                              "Insert Part" is infinitely better than "Save Bodies".  Insert Part allows the addition of datums and sketches from the master. It also is much more stable and far better at managing changes, especially file name changes. Others may disagree, but that is only because they are wrong.

                              • 27. Re: modeling methods
                                Roland Schwarz

                                Sketches: learn to sketch in zero gravity. Sketch as if there is no horizon, no such thing as up or down. Set up datum lines to tie the sketch down, then key from those. Use parallel and perpendicular instead of horizontal and vertical.

                                 

                                Lately I've been using NX after a long hiatus. So nice to be able to define a sketch's orientation and origin. Then one can reliable use horizontal and vertical.

                                 

                                Learn to sketch without automatic relations. If you don't know what your constraints need to be, you need to pause and reflect.

                                 

                                Edges are better for external constraints than vertices. Likewise, dimension and constrain curves instead of points whenever possible. e.g. dimension a rectangle by selecting lines instead of endpoints.

                                • 28. Re: modeling methods
                                  Alex Lachance

                                  We started with the bottom up approach on all of our drawings, it worked rather well and was simple for anyone to understand, especially for a new draftsman starting here. Depending on the person's knowledge of the program, and willingness to correct a situation, some projects could become sometimes quite hard to work in. We started looking for a different approach and one of the draftsman brought in the skeleton method on one of our products, advocating there would be great benefits from it. We've tried different methods of applying the skeleton methods, ran into a few problems depending on how we were working, realized our mistakes and corrected them. Now we're on the verge of applying the skeleton method to more products and that is why we are now documenting it.

                                   

                                  Edit: Some of our products could do without the skeleton method but you might as well make everything work the same way as I doubt it is going to make it choppier

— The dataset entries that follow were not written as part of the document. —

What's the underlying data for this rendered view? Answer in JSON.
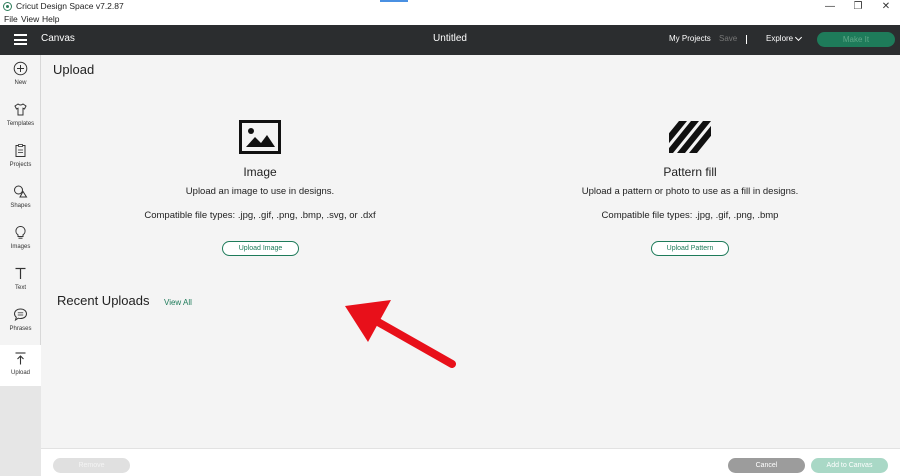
{
  "window": {
    "title": "Cricut Design Space  v7.2.87",
    "min_glyph": "—",
    "restore_glyph": "❐",
    "close_glyph": "✕"
  },
  "menu": [
    "File",
    "View",
    "Help"
  ],
  "header": {
    "section": "Canvas",
    "document_title": "Untitled",
    "my_projects": "My Projects",
    "save": "Save",
    "separator": "|",
    "explore": "Explore",
    "make_it": "Make It"
  },
  "sidebar": {
    "items": [
      {
        "label": "New",
        "icon": "plus-circle-icon"
      },
      {
        "label": "Templates",
        "icon": "shirt-icon"
      },
      {
        "label": "Projects",
        "icon": "clipboard-icon"
      },
      {
        "label": "Shapes",
        "icon": "shapes-icon"
      },
      {
        "label": "Images",
        "icon": "lightbulb-icon"
      },
      {
        "label": "Text",
        "icon": "text-t-icon"
      },
      {
        "label": "Phrases",
        "icon": "speech-bubble-icon"
      },
      {
        "label": "Upload",
        "icon": "upload-icon"
      }
    ],
    "active": "Upload"
  },
  "main": {
    "page_title": "Upload",
    "image_card": {
      "title": "Image",
      "description": "Upload an image to use in designs.",
      "file_types": "Compatible file types: .jpg, .gif, .png, .bmp, .svg, or .dxf",
      "button": "Upload Image",
      "icon": "image-frame-icon"
    },
    "pattern_card": {
      "title": "Pattern fill",
      "description": "Upload a pattern or photo to use as a fill in designs.",
      "file_types": "Compatible file types: .jpg, .gif, .png, .bmp",
      "button": "Upload Pattern",
      "icon": "diagonal-stripes-icon"
    },
    "recent_title": "Recent Uploads",
    "view_all": "View All"
  },
  "footer": {
    "remove": "Remove",
    "cancel": "Cancel",
    "add_to_canvas": "Add to Canvas"
  },
  "colors": {
    "header_bg": "#2b2d2f",
    "accent_green": "#1e7b5a",
    "annotation_arrow": "#e8101a"
  }
}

                                  • 29. Re: modeling methods
                                    Dan Pihlaja

                                    Roland Schwarz wrote:

                                     

                                    Lately I've been using NX after a long hiatus. So nice to be able to define a sketch's orientation and origin. Then one can reliable use horizontal and vertical.

                                     

                                    You CAN define a sketch's orientation and origin.

                                     

                                    Although be careful, as horizontal on one sketch might not be horizontal on another sketch

                                    2017 SOLIDWORKS Help - Align Grid/Origin PropertyManager

                                    Weird 0.02° on a face supposed to be //

                                    1 2 3 4